And that, obviously, doesn't even consider injuries. I haven't said much about the Rumsfeld/armor issues (I did leave a comment on a conservative blog, which I later returned to find deleted), but I tend to think of it this way: Rummy must be a big fan of horrible war injuries, because otherwise we could have a lot less of this
happening (warning: not for the faint of heart -- but everyone who supported this war should be forced to look at it, for hours if necessary.)
Back By Popular Demand
I'm getting a lot of clicks today regarding this image:
The Bush administration, where the men wear the kneepads.
Since it had crawled off the page, I thought I'd pull it back. Gotta pander to the masses, y'know. PS
: props to Rev. Day-Bu
for originally twigging me to the image.Update
: For everyone who wonders if this image is really real... yes, it is
. And it's old, too.Update 2
: Okay, maybe it is, and maybe it's not. (Which is to say, it's not.)
Monday, December 13, 2004
I'm A Dork
So, I got up reeeeeally early this morning and got myself together to go to the DMV. My license expired and I was about a week overdue to get it renewed; it had to be done, even though going to the DMV is like a short stint in purgatory at the best of times. I figured Monday morning would be relatively light -- and it was. I can confidently recommend Monday at about 10 AM as an ideal time to go; there are exactly fuck-all people there at that time.
It took all of two minutes to get from the door to the counter; there was only one guy waiting for a friend to finish his written exam for his first license. I told the lady behind the counter that I needed to renew and was a little late. She took my license and looked at it for a minute, and said:
"This doesn't expire until December 2005
So I'm an idiot, so what?
This Hole Gets Deeper
Have you seen the American body count in Iraq lately
? It's not pretty. Seven were killed yesterday alone
Today marks one year since Saddam was dragged from his hole -- just one in a series of turned corners that have made no difference. Since that day, nearly 900 troops have been killed.
Who's going to drag us out of our
: You've got to be shitting me
. (And they say there's no draft coming... ha!)
Sunday, December 12, 2004
Things I Miss From England, #1

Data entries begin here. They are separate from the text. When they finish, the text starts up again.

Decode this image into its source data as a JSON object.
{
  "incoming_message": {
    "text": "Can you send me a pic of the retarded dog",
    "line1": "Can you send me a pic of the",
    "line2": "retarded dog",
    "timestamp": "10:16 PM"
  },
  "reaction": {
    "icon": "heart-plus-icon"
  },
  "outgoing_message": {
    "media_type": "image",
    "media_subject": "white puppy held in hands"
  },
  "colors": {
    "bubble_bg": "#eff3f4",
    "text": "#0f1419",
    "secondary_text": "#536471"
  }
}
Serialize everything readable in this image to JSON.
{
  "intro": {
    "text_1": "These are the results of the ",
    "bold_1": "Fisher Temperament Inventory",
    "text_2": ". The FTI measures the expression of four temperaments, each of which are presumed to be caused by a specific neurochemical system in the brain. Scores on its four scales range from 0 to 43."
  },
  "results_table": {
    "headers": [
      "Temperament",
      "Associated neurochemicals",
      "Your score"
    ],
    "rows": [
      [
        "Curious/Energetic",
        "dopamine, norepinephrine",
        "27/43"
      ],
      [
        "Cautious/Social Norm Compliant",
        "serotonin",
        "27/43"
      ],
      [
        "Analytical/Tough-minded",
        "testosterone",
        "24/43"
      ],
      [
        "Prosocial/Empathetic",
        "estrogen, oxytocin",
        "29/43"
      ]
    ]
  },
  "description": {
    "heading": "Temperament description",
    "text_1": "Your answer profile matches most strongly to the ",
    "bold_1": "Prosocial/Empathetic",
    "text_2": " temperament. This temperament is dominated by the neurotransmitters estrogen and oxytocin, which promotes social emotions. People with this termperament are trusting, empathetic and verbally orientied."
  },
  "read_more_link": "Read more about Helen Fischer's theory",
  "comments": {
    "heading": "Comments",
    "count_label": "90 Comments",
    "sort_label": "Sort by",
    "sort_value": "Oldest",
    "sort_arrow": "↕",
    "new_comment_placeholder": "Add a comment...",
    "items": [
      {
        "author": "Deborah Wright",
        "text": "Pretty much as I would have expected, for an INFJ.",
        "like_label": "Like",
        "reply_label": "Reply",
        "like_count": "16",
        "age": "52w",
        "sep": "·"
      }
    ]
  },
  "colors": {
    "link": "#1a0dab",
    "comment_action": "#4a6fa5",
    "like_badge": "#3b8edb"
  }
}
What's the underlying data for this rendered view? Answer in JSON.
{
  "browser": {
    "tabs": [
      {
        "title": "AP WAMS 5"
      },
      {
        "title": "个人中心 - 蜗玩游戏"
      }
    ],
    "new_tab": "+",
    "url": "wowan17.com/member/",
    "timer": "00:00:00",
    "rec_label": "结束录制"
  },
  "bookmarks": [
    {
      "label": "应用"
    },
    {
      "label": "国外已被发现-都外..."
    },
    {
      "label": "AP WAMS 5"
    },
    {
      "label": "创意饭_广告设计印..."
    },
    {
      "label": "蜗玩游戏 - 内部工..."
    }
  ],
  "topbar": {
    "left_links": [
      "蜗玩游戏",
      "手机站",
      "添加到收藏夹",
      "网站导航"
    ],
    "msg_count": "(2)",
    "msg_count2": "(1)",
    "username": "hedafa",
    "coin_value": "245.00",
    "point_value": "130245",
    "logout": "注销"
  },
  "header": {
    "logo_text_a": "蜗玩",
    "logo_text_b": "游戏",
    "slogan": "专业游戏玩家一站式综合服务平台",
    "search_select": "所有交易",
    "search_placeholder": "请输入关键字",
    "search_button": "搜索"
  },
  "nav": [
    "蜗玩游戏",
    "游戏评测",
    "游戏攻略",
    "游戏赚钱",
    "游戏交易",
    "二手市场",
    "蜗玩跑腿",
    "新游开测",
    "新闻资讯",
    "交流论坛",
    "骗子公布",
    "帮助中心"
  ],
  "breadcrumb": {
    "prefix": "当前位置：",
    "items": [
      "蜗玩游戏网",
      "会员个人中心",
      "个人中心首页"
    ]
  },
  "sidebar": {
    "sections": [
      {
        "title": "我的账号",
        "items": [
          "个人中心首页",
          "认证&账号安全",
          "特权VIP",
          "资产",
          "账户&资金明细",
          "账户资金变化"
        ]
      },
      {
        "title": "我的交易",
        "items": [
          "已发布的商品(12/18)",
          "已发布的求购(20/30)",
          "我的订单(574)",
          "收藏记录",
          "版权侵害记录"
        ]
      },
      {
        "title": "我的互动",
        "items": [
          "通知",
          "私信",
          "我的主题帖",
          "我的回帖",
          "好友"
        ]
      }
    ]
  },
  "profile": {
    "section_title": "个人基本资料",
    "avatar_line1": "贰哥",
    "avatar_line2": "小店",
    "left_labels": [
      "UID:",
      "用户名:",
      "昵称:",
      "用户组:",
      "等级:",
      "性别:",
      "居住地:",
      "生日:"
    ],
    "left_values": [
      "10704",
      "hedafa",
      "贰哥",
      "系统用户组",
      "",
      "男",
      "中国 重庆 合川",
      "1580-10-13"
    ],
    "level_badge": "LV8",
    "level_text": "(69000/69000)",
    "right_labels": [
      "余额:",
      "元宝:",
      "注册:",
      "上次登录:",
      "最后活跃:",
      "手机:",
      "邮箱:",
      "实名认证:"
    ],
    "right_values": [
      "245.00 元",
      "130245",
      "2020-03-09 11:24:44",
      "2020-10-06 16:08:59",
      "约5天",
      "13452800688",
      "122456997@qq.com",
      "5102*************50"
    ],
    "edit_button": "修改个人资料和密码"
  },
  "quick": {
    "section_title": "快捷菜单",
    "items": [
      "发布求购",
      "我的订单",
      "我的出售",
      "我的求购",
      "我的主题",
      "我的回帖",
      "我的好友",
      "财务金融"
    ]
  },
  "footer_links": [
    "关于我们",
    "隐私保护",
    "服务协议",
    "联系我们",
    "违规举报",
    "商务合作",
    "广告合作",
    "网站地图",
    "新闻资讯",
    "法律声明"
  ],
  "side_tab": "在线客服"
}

I miss A4 paper.
I'm picky about my stationery; I don't like to write with or on just any old thing. I have a leather pencil case in my bag at all times, stocked with everything from gel pens to fluid-ink rollerballs to cartridge-fed fountain pens, and even a wooden stylus with a set of brass nibs, just to ensure that I have the appropriate tool to hand when the urge or need to write something arises. I also keep at least two notebooks with me at all times -- I'm particularly fond of Moleskine journals
'cause they feel nice and they hold up much better to the chaos inside my bag than most.
This has been true since I was fairly young, and while there are few things more satisfying than a virgin sheet of paper, I always felt there was something awkward about the paper I had available. Standard American paper is 8 1/2 inches wide by 11 inches long (roughly 21.5 cm by 28 cm), so oddly square-ish. Legal pads, which are 3 inches longer (and too long for use away from a table), are only a partial improvement, and suffer because it's hard to find any that aren't both ugly and cheap.
So when I got to London and found that the most commonly-available paper was A4 -- long enough to give you space to change your train of thought several times without having to cross yourself or squeeze your writing at the margins; wide enough to accomodate two columns (or three if you write really small) -- I believed I was home at last. A4 felt natural
, it felt like someone had actually put some thought into it. Maybe there are people in the world who prefer 8.5 x 11, but if there are, I don't think I want to meet them. Philistines.
Anyway, because I just feel like it, here are a couple of sample pages from my old film school A4 notebook. (Click the images for a larger version... and no, I don't remember what any of this was about.)